▶ Given data:
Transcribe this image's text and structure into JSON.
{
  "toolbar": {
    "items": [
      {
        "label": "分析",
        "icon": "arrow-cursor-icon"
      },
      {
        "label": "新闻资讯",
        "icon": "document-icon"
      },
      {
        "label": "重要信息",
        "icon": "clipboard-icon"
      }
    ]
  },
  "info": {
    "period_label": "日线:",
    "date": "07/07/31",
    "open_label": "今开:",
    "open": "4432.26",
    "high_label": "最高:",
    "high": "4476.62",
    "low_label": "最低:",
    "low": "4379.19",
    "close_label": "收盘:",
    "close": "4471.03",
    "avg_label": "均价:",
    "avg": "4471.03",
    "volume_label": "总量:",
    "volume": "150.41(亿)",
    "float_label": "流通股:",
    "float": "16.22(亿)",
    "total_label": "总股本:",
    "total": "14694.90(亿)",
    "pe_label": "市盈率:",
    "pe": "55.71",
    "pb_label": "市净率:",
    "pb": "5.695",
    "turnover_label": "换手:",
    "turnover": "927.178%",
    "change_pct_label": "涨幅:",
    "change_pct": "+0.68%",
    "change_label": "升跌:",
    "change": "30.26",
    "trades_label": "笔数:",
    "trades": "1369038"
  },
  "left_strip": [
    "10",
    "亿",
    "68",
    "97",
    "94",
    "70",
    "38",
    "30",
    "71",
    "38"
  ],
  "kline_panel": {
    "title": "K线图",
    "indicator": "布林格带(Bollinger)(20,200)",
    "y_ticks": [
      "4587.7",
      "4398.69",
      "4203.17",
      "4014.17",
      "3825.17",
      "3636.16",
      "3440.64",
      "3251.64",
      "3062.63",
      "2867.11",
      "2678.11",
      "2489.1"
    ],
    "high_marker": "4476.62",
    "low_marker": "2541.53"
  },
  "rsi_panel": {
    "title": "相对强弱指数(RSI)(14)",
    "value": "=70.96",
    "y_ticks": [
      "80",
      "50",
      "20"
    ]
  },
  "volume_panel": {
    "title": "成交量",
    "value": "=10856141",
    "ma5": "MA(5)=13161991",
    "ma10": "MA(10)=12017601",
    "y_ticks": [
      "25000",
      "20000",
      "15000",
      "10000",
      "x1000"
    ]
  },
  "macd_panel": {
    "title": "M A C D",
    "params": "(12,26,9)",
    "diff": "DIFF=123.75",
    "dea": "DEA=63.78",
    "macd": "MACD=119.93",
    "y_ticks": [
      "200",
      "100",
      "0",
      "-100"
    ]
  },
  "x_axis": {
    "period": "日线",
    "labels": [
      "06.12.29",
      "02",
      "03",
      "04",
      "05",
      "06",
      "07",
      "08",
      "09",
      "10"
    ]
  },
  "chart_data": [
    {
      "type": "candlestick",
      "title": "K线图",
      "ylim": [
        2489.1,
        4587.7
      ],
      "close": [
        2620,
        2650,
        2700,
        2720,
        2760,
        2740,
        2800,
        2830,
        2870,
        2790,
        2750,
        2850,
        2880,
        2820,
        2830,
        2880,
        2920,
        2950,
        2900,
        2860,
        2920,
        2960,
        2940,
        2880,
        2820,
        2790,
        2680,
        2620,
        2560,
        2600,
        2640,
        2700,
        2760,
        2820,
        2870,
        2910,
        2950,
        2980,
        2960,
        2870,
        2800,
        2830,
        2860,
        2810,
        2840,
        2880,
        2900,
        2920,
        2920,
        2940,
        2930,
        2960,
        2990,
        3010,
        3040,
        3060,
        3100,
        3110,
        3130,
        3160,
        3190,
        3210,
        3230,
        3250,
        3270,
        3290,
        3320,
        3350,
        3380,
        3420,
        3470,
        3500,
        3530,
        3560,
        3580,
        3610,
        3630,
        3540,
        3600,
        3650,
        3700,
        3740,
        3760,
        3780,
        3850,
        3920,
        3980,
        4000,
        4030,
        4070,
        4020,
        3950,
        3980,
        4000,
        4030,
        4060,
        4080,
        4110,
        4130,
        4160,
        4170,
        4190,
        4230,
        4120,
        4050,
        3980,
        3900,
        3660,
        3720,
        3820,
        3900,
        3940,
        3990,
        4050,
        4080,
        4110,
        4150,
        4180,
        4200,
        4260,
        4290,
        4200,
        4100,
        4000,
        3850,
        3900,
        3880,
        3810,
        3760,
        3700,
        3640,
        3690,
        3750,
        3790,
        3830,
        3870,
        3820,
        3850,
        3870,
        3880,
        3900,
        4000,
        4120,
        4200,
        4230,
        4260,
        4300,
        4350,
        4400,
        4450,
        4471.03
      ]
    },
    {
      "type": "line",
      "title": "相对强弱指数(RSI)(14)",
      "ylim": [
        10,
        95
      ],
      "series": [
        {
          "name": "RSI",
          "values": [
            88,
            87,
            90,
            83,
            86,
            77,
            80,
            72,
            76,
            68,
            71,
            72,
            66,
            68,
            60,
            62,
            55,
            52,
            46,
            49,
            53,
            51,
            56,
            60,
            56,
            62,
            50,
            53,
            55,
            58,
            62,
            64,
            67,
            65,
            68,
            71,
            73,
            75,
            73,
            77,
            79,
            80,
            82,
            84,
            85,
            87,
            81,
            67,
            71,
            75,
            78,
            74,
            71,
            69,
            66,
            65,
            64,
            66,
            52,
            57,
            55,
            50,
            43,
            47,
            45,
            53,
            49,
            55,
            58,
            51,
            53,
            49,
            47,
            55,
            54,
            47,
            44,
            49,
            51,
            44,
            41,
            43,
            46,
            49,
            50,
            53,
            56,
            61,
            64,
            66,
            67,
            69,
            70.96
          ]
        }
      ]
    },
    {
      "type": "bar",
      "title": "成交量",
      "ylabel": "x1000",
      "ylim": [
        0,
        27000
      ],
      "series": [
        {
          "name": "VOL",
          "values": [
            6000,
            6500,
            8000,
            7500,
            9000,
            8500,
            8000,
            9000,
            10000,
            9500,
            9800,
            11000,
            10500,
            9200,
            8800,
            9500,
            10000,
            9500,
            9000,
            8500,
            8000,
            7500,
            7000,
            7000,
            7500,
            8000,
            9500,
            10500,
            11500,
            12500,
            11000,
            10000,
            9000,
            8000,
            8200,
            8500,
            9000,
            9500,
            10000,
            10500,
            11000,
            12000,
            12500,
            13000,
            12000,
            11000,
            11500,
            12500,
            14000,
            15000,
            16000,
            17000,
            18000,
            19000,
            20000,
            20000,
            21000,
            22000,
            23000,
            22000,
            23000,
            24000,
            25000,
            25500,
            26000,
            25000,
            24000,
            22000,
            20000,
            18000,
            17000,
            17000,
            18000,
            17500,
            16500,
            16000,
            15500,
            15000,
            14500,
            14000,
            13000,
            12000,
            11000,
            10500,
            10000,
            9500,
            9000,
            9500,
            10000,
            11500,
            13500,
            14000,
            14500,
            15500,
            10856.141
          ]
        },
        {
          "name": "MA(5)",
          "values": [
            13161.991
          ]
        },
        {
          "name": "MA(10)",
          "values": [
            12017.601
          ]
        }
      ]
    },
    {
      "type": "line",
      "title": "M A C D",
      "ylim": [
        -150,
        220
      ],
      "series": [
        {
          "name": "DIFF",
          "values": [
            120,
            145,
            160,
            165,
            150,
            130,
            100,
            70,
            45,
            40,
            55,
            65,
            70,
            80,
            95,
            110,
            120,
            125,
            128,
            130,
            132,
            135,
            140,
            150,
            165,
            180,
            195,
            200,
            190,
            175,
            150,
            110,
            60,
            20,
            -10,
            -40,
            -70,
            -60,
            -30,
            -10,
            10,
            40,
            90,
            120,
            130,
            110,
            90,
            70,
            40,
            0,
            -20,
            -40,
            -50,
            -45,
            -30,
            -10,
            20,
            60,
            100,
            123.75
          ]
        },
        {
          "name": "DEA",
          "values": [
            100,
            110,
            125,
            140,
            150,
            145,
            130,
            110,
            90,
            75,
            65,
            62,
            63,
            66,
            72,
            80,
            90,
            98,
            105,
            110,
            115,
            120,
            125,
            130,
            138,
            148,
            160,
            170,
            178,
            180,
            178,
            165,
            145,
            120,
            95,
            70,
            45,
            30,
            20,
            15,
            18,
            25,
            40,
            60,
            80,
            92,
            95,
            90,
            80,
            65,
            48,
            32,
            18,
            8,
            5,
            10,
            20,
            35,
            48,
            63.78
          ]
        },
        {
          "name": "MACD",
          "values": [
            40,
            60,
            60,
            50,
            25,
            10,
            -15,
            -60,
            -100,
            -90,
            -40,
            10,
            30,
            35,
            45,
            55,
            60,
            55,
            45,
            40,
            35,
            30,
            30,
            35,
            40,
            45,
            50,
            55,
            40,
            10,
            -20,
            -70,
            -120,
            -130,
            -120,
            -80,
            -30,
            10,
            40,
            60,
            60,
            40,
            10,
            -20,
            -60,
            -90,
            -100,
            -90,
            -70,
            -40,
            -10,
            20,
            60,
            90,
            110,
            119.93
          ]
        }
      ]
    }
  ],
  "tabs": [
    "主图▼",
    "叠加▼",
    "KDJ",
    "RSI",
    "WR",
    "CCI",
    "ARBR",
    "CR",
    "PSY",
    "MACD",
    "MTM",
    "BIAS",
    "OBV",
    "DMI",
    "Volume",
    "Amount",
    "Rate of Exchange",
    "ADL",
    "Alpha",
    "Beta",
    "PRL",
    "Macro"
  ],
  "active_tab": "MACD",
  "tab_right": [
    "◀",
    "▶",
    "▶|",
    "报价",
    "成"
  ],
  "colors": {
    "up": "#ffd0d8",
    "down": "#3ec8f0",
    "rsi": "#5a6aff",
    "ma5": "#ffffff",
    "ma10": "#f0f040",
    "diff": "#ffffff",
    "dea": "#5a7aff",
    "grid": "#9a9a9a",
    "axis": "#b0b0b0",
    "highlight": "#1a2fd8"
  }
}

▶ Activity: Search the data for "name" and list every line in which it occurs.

▶ Written solution:
          "name": "RSI",
          "name": "VOL",
          "name": "MA(5)",
          "name": "MA(10)",
          "name": "DIFF",
          "name": "DEA",
          "name": "MACD",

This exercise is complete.